#### What you need to do
For the data that follows, report how many lines contain the word "structured", and nothing else.

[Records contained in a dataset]
----

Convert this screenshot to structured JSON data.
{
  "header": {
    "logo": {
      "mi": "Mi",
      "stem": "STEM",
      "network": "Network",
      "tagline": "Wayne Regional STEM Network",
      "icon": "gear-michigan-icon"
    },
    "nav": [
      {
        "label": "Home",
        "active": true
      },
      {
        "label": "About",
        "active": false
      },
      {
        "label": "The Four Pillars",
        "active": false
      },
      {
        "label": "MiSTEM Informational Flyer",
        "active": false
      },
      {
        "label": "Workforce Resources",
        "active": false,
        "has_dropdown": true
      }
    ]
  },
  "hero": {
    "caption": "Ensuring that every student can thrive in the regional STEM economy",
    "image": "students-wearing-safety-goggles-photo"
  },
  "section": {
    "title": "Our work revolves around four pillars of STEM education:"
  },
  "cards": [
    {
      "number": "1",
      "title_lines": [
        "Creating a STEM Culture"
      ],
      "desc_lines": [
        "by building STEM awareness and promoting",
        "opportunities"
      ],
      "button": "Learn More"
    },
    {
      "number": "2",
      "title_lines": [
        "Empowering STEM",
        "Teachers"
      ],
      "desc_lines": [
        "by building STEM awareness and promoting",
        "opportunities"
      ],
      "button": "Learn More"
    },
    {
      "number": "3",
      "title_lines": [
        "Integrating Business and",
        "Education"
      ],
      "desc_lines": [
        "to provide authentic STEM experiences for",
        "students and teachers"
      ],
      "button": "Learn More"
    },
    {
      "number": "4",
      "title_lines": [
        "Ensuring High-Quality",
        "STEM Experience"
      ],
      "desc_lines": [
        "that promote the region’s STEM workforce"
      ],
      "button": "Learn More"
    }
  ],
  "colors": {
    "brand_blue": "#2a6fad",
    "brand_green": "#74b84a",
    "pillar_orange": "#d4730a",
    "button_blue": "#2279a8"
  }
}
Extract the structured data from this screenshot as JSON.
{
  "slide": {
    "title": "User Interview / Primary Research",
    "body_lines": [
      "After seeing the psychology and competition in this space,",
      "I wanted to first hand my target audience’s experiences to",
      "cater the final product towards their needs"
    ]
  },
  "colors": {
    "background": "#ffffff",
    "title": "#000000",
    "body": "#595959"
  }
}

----

#### Solution
2